Website and app data records
====
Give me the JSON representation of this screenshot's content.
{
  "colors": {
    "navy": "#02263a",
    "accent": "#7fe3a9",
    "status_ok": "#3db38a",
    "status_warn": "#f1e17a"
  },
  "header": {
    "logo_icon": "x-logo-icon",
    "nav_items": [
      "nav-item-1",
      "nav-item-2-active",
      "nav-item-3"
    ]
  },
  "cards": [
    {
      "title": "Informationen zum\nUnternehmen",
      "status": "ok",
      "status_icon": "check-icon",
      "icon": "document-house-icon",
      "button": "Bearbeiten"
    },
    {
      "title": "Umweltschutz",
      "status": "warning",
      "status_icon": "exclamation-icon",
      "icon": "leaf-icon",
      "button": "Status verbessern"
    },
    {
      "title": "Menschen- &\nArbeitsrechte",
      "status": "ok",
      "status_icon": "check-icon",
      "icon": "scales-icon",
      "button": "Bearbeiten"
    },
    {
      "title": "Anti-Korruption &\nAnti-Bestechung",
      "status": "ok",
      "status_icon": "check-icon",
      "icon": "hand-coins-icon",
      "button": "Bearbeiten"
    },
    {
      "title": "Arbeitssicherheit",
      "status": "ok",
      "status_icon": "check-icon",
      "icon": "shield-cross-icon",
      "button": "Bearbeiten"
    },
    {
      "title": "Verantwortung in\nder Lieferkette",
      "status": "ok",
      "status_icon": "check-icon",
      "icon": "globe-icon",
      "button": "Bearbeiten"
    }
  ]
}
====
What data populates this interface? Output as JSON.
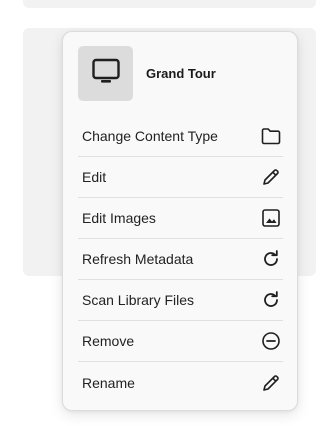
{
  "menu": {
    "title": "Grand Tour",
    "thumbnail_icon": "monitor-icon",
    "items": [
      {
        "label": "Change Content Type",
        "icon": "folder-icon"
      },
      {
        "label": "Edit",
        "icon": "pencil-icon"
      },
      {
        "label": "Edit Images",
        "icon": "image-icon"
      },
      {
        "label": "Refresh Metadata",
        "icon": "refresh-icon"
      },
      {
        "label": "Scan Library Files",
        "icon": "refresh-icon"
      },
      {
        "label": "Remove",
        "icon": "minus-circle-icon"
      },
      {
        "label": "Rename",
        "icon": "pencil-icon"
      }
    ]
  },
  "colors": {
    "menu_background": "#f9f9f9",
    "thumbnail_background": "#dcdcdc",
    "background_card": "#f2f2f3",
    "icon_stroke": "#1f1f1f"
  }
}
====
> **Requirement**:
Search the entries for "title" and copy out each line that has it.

> **Written answer**:
      "title": "Informationen zum\nUnternehmen",
      "title": "Umweltschutz",
      "title": "Menschen- &\nArbeitsrechte",
      "title": "Anti-Korruption &\nAnti-Bestechung",
      "title": "Arbeitssicherheit",
      "title": "Verantwortung in\nder Lieferkette",
    "title": "Grand Tour",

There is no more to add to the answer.